The freelance photography industry is one that is hard to crack open, but once you’ve been brought into the fold it can be a lucrative and freeing career choice.
While most people would jump at the chance to work on their own terms and their own schedule, most of the population does not make that jump. Why is that? Understanding how to get photography clients is not always intuitive. Freelance can be challenging and making your freelance photography business sustainable in the long term is even harder.
However, there are a few tenets to adhere to that’ll teach you how to get photography clients. Eventually, you should see your business grow to the point where it creates its own momentum. Until then, expect a lot of hustle, a lot of hard work, and always being “on” to get your name out there. With that said, these tenets are a great way to start your freelance photography career on the right foot.
1. Play to your strengths
Finding your niche and playing to that is often the best avenue toward understanding how to get photography clients. While many of us have a basic understanding of photography, and almost all of us have a passable camera sitting in our jean pocket, few of us understand the idiosyncrasies of understanding, for instance, the best flash for nightclub photography.
While you might just enjoy the nightclub scene and have naturally invested in the proper nightclub photography equipment because that’s the kind of place you enjoy taking photos. You should stop for a moment and realize the niche you’ve created for yourself.
Play to your strengths and build on the knowledge you’ve already organically accrued. Photography is a wide-reaching art form that takes many forms. Find your particular form, perfect it and sell that to the masses. That’s how to get photography clients that stay with you.
2. Be flexible yet firm with your pricing
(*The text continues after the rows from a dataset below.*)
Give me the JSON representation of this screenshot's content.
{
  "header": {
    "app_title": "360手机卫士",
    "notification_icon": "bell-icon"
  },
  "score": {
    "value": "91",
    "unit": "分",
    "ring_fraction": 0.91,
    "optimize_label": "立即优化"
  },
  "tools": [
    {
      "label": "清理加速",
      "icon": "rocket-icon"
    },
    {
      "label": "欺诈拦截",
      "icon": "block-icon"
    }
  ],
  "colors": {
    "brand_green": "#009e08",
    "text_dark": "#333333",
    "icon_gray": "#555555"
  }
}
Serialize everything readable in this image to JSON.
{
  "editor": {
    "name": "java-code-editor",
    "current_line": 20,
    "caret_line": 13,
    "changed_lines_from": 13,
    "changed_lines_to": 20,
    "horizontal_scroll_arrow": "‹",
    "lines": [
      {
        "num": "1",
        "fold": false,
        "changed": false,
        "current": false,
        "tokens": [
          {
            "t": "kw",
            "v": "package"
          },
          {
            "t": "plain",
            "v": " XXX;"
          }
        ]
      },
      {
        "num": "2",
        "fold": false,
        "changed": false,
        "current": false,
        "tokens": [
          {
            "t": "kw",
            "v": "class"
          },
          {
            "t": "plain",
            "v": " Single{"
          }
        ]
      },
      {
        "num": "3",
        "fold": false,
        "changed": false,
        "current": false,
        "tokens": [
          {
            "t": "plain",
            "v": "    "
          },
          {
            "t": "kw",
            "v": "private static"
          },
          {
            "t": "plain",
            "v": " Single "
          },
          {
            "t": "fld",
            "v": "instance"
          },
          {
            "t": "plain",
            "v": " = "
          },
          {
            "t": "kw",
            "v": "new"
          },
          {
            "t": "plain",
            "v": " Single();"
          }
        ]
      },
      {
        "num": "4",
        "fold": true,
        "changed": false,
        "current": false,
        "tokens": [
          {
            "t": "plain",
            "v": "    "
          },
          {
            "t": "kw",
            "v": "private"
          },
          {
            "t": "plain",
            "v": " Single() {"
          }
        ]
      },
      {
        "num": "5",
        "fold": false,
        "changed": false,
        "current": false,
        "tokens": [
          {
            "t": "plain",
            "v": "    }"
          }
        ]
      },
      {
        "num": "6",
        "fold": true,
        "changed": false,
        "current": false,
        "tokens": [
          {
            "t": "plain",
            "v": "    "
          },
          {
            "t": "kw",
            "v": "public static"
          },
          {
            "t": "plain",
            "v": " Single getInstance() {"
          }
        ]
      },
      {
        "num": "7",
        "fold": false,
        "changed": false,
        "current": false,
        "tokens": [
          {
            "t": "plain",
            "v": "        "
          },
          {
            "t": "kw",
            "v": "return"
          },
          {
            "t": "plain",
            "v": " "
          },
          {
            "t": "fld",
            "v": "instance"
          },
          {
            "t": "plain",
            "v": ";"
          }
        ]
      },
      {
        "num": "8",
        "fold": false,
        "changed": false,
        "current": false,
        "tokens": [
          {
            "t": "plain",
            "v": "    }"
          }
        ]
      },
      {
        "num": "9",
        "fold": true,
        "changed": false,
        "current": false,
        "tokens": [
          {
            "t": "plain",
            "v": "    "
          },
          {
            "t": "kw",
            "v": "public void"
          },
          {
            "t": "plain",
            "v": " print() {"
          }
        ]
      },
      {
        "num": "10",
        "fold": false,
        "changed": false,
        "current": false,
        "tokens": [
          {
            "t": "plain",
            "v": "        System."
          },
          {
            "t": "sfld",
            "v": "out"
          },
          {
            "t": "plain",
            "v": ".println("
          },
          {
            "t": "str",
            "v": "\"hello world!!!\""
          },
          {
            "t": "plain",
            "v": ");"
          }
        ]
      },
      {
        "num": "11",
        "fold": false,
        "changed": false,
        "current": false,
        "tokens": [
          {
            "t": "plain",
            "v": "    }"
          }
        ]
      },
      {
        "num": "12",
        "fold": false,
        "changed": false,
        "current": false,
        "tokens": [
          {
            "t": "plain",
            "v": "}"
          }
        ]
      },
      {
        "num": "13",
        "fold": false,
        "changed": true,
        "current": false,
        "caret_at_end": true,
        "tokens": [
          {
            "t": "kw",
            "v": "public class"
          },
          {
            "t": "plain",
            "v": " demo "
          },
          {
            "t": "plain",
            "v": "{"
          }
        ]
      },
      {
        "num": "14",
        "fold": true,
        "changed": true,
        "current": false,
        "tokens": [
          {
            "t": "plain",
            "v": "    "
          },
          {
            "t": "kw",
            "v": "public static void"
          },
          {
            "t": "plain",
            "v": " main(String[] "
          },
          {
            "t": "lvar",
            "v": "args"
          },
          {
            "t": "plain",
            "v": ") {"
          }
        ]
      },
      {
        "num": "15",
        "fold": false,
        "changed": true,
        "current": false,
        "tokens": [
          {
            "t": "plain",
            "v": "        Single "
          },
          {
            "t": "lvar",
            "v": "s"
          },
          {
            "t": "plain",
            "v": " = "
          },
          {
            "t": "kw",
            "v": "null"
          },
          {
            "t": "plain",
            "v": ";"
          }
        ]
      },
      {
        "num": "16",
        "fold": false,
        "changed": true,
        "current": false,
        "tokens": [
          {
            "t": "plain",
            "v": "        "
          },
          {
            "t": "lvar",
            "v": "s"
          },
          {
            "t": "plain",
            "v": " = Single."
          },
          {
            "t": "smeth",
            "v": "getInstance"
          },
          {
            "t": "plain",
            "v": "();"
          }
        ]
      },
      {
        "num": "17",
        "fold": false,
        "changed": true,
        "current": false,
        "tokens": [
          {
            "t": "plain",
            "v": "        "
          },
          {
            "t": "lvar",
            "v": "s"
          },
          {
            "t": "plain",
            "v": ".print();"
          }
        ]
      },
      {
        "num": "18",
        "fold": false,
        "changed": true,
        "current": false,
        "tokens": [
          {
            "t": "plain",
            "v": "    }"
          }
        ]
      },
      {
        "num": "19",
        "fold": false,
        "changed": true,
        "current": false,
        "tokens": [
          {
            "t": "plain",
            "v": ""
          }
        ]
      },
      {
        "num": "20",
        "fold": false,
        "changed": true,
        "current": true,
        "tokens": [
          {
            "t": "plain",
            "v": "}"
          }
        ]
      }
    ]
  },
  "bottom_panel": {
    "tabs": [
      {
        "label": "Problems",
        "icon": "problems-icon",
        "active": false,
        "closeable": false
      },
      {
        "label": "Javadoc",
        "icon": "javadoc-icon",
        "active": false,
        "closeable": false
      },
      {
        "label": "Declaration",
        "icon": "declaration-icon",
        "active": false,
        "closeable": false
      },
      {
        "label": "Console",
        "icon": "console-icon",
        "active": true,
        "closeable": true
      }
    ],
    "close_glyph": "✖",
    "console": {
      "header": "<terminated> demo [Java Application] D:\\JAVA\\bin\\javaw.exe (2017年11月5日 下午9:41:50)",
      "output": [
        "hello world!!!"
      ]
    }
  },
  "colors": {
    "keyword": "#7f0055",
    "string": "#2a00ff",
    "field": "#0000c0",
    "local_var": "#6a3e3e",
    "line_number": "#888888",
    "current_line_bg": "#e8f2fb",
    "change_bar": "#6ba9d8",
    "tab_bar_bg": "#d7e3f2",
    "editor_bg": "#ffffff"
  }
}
The number of clients under your wing can be a relative quantity. At the end of the day, it all depends on your pricing. Three clients booking $1,000 sessions will always beat out 10 clients booking $100 sessions. Like all things, quality, not quantity, is where your success lies. Most of all, don’t sell yourself short.
Establish a price sheet that makes sense for your financial needs. Be firm and clear in how you charge — you’ll be surprised to find that many clients respect that. However, don’t be afraid to introduce some flexibility if you know it’ll score you a reliable client, especially if you believe they’ll be a long-term asset to your business.
3. Cultivate a portfolio of your ideal client base
An erratic and poorly organized portfolio can do more harm to your business than no portfolio at all. Instead of throwing everything at the wall to see what sticks, picture, instead, your ideal client. Who would you love to consistently photograph? This methodology is how to get photography clients that you can consistently impress.
With a clear picture of your client in your head, work backward. See yourself in their shoes and try and picture what types of photographs would most impress them. Build your portfolio around that notion and stay true to those choices; doing so will ensure you build a robust yet consistent photography portfolio that’ll hook the exact type of clients you’re most interested in.
4. Help make your clients look their best
Your job as a photographer isn’t just to take pictures. It’s to make your clients look their best, however that takes shape. Part of that commitment is in things like hair, makeup, and even wardrobe. A good photographer works with what their client gives them. A great photographer takes their client’s hand and leads them to look their best.
Don’t be afraid to hire someone that does hair, makeup and wardrobe. If you’re unable to spare that expense, then do your own research so you’re best prepared to make aesthetic decisions on behalf of your clients. When the final results are in, your clients will notice and they’ll keep coming back.
Stay tuned next week for four more tips to help you get photography clients!